### Task statement
Set down a faithful copy of every record, and skip the pictures in it.

### Listed entries
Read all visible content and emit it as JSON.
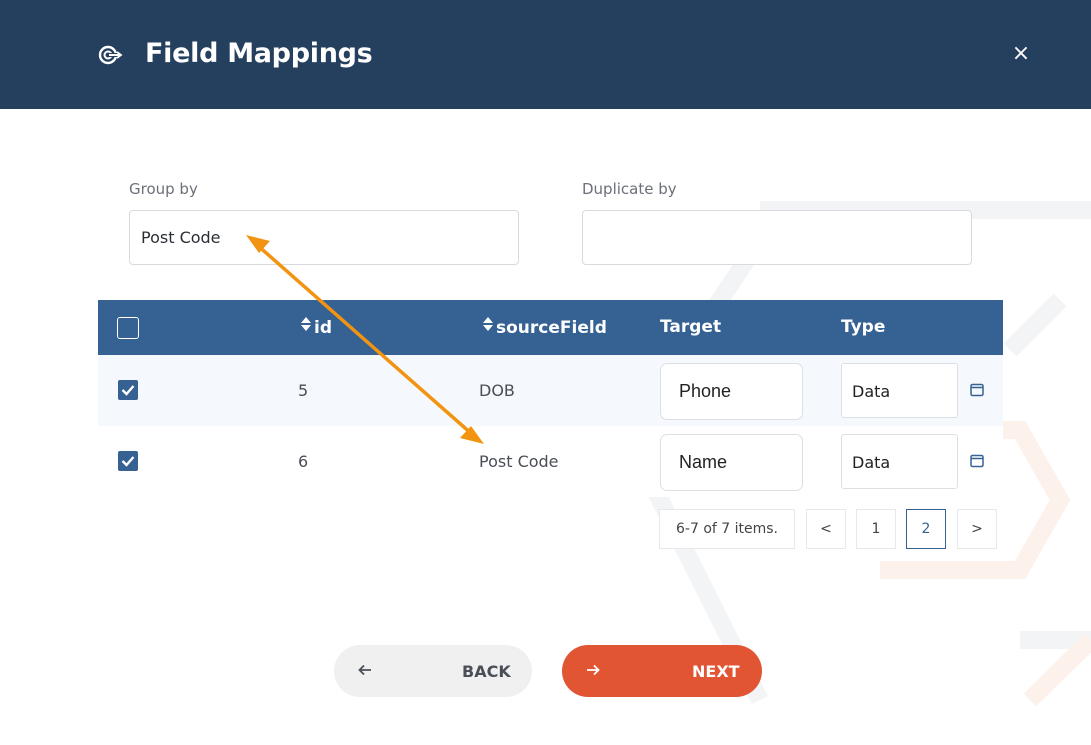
{
  "modal": {
    "title": "Field Mappings",
    "close_label": "×",
    "header_color": "#253f5f"
  },
  "form": {
    "group_by_label": "Group by",
    "group_by_value": "Post Code",
    "duplicate_by_label": "Duplicate by",
    "duplicate_by_value": ""
  },
  "table": {
    "header_color": "#356292",
    "columns": [
      "id",
      "sourceField",
      "Target",
      "Type"
    ],
    "select_all_checked": false,
    "rows": [
      {
        "checked": true,
        "id": "5",
        "sourceField": "DOB",
        "target": "Phone",
        "type": "Data"
      },
      {
        "checked": true,
        "id": "6",
        "sourceField": "Post Code",
        "target": "Name",
        "type": "Data"
      }
    ]
  },
  "pager": {
    "info": "6-7 of 7 items.",
    "prev_label": "<",
    "next_label": ">",
    "pages": [
      "1",
      "2"
    ],
    "current_page": "2"
  },
  "actions": {
    "back_label": "BACK",
    "next_label": "NEXT",
    "next_color": "#e25533"
  },
  "annotation": {
    "arrow_color": "#f39312"
  }
}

### Exercise result
Read all visible content and emit it as JSON.
{
  "modal": {
    "title": "Field Mappings",
    "close_label": "×",
    "header_color": "#253f5f"
  },
  "form": {
    "group_by_label": "Group by",
    "group_by_value": "Post Code",
    "duplicate_by_label": "Duplicate by",
    "duplicate_by_value": ""
  },
  "table": {
    "header_color": "#356292",
    "columns": [
      "id",
      "sourceField",
      "Target",
      "Type"
    ],
    "select_all_checked": false,
    "rows": [
      {
        "checked": true,
        "id": "5",
        "sourceField": "DOB",
        "target": "Phone",
        "type": "Data"
      },
      {
        "checked": true,
        "id": "6",
        "sourceField": "Post Code",
        "target": "Name",
        "type": "Data"
      }
    ]
  },
  "pager": {
    "info": "6-7 of 7 items.",
    "prev_label": "<",
    "next_label": ">",
    "pages": [
      "1",
      "2"
    ],
    "current_page": "2"
  },
  "actions": {
    "back_label": "BACK",
    "next_label": "NEXT",
    "next_color": "#e25533"
  },
  "annotation": {
    "arrow_color": "#f39312"
  }
}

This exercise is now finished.